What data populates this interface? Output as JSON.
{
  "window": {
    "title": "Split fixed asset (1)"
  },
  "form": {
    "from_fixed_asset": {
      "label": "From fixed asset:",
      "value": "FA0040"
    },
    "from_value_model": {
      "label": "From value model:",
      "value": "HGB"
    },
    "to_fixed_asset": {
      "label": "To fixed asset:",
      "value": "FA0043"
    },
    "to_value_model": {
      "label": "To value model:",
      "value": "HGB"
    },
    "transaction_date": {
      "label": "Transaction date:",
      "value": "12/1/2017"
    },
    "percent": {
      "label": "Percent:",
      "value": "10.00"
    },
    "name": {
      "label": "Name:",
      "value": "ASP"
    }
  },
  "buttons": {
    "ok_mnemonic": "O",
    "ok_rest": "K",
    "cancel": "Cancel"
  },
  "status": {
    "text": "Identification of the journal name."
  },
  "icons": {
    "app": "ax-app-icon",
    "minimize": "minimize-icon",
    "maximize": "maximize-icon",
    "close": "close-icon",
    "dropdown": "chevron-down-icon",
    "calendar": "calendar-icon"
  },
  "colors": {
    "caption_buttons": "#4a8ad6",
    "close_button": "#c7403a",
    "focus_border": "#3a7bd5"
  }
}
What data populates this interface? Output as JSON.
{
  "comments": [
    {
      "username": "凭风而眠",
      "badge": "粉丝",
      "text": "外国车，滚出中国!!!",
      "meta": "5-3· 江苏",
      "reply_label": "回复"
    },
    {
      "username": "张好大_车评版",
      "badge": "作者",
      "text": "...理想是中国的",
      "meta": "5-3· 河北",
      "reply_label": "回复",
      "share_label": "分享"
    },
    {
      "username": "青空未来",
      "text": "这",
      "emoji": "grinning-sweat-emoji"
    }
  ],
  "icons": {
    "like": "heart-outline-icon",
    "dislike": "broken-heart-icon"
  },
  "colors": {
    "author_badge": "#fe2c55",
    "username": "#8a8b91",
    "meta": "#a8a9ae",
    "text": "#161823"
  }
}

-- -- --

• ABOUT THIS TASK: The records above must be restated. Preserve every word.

• TASK RESPONSE:
What data populates this interface? Output as JSON.
{
  "window": {
    "title": "Split fixed asset (1)"
  },
  "form": {
    "from_fixed_asset": {
      "label": "From fixed asset:",
      "value": "FA0040"
    },
    "from_value_model": {
      "label": "From value model:",
      "value": "HGB"
    },
    "to_fixed_asset": {
      "label": "To fixed asset:",
      "value": "FA0043"
    },
    "to_value_model": {
      "label": "To value model:",
      "value": "HGB"
    },
    "transaction_date": {
      "label": "Transaction date:",
      "value": "12/1/2017"
    },
    "percent": {
      "label": "Percent:",
      "value": "10.00"
    },
    "name": {
      "label": "Name:",
      "value": "ASP"
    }
  },
  "buttons": {
    "ok_mnemonic": "O",
    "ok_rest": "K",
    "cancel": "Cancel"
  },
  "status": {
    "text": "Identification of the journal name."
  },
  "icons": {
    "app": "ax-app-icon",
    "minimize": "minimize-icon",
    "maximize": "maximize-icon",
    "close": "close-icon",
    "dropdown": "chevron-down-icon",
    "calendar": "calendar-icon"
  },
  "colors": {
    "caption_buttons": "#4a8ad6",
    "close_button": "#c7403a",
    "focus_border": "#3a7bd5"
  }
}
What data populates this interface? Output as JSON.
{
  "comments": [
    {
      "username": "凭风而眠",
      "badge": "粉丝",
      "text": "外国车，滚出中国!!!",
      "meta": "5-3· 江苏",
      "reply_label": "回复"
    },
    {
      "username": "张好大_车评版",
      "badge": "作者",
      "text": "...理想是中国的",
      "meta": "5-3· 河北",
      "reply_label": "回复",
      "share_label": "分享"
    },
    {
      "username": "青空未来",
      "text": "这",
      "emoji": "grinning-sweat-emoji"
    }
  ],
  "icons": {
    "like": "heart-outline-icon",
    "dislike": "broken-heart-icon"
  },
  "colors": {
    "author_badge": "#fe2c55",
    "username": "#8a8b91",
    "meta": "#a8a9ae",
    "text": "#161823"
  }
}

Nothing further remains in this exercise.